[Work to complete]
Go through the entries below and copy each line that holds the word "usage".
□ □ □
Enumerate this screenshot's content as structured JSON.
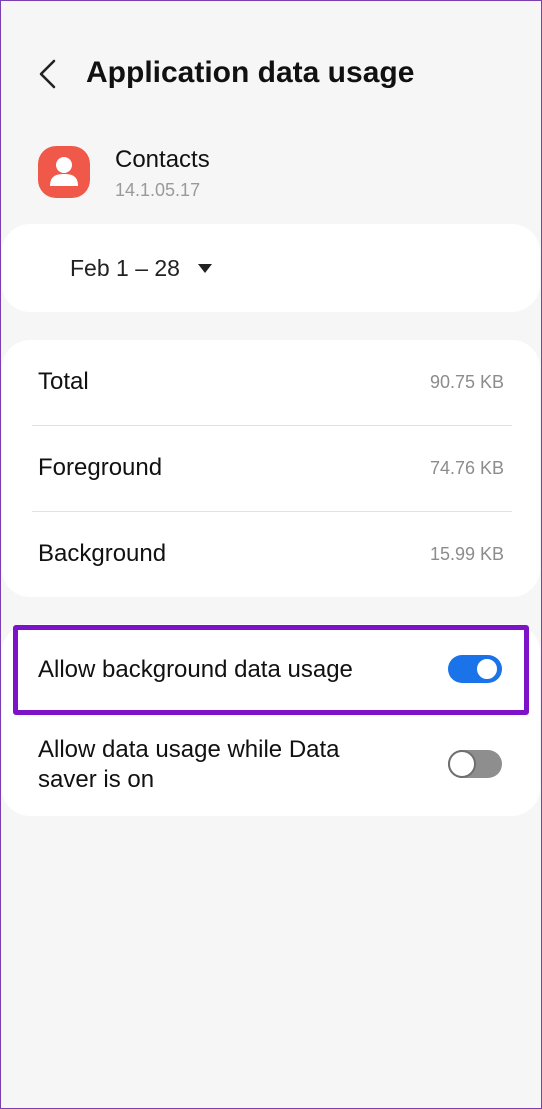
{
  "header": {
    "title": "Application data usage",
    "back_icon": "chevron-left-icon"
  },
  "app": {
    "name": "Contacts",
    "version": "14.1.05.17",
    "icon": "contacts-person-icon",
    "icon_color": "#f0584a"
  },
  "date_range": {
    "label": "Feb 1 – 28",
    "icon": "dropdown-triangle-icon"
  },
  "usage": {
    "rows": [
      {
        "label": "Total",
        "value": "90.75 KB"
      },
      {
        "label": "Foreground",
        "value": "74.76 KB"
      },
      {
        "label": "Background",
        "value": "15.99 KB"
      }
    ]
  },
  "toggles": [
    {
      "label": "Allow background data usage",
      "state": "on"
    },
    {
      "label": "Allow data usage while Data saver is on",
      "state": "off"
    }
  ],
  "colors": {
    "accent": "#1a73e8",
    "highlight": "#7d12c9",
    "background": "#f6f6f6"
  }
}
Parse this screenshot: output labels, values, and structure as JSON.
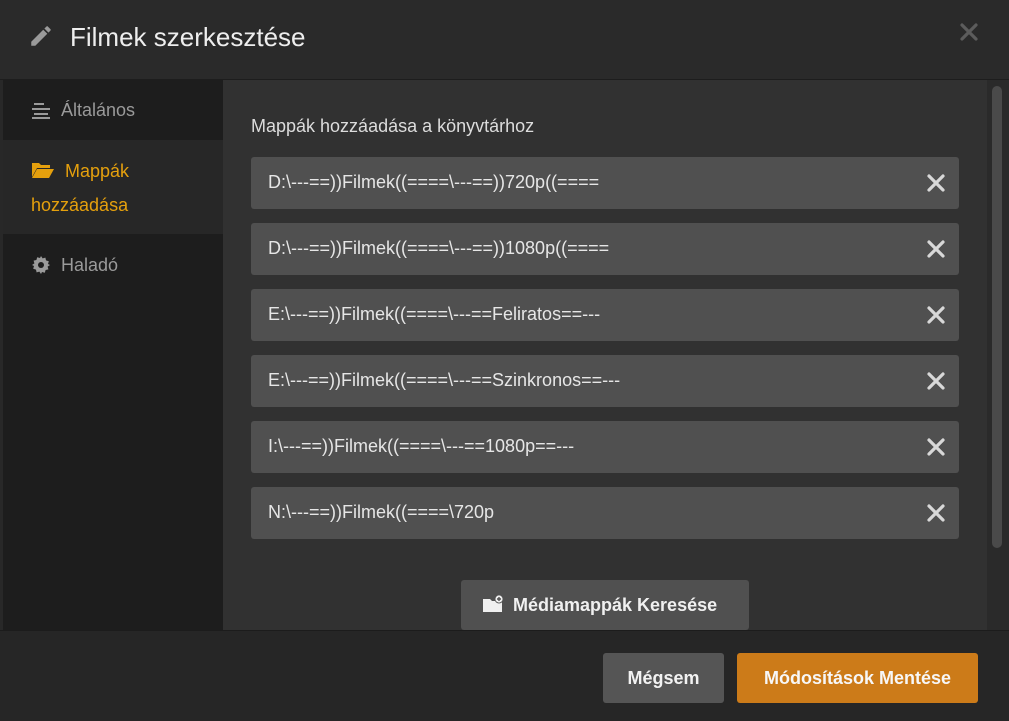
{
  "header": {
    "title": "Filmek szerkesztése",
    "icon": "pencil-icon",
    "close_icon": "close-icon"
  },
  "sidebar": {
    "items": [
      {
        "label": "Általános",
        "icon": "align-lines-icon",
        "active": false
      },
      {
        "label": "Mappák hozzáadása",
        "icon": "folder-open-icon",
        "active": true
      },
      {
        "label": "Haladó",
        "icon": "gear-icon",
        "active": false
      }
    ]
  },
  "content": {
    "section_title": "Mappák hozzáadása a könyvtárhoz",
    "folders": [
      "D:\\---==))Filmek((====\\---==))720p((====",
      "D:\\---==))Filmek((====\\---==))1080p((====",
      "E:\\---==))Filmek((====\\---==Feliratos==---",
      "E:\\---==))Filmek((====\\---==Szinkronos==---",
      "I:\\---==))Filmek((====\\---==1080p==---",
      "N:\\---==))Filmek((====\\720p"
    ],
    "browse_button": "Médiamappák Keresése"
  },
  "footer": {
    "cancel_label": "Mégsem",
    "save_label": "Módosítások Mentése"
  },
  "colors": {
    "accent": "#e5a00d",
    "save_button": "#cc7b19",
    "row_bg": "#505050"
  }
}
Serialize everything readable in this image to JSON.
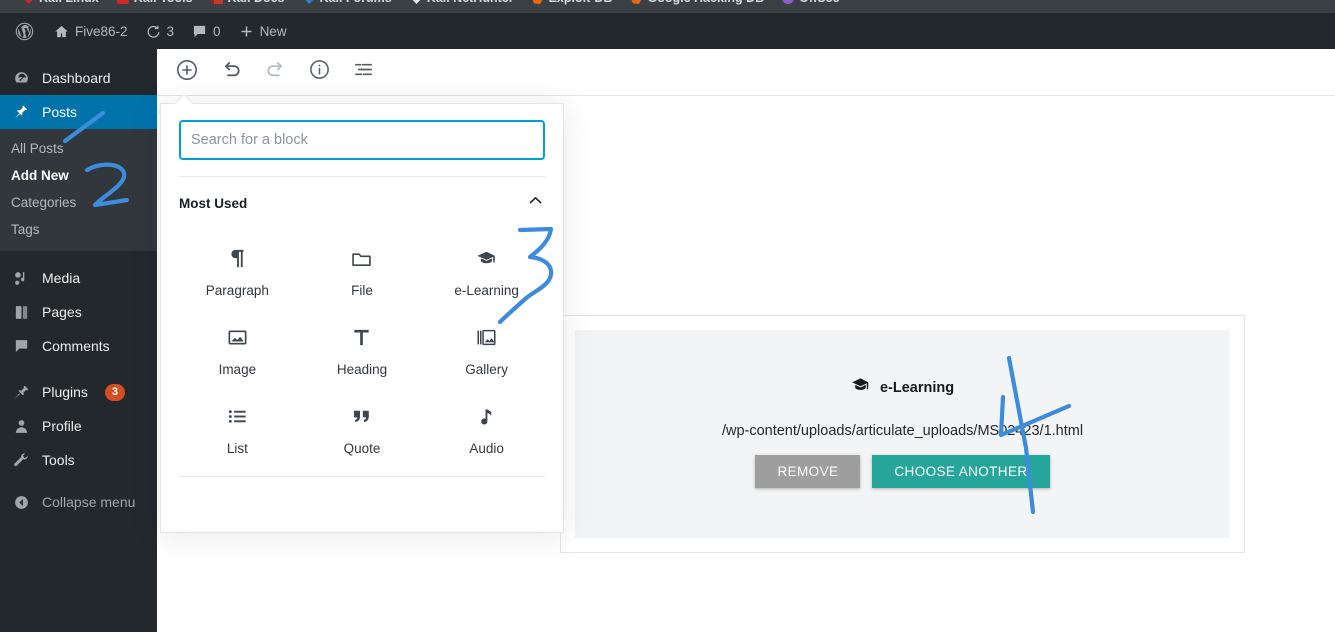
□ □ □
[Expected output]
    "title": "Application data usage",
  "usage": {
      "label": "Allow background data usage",
      "label": "Allow data usage while Data saver is on",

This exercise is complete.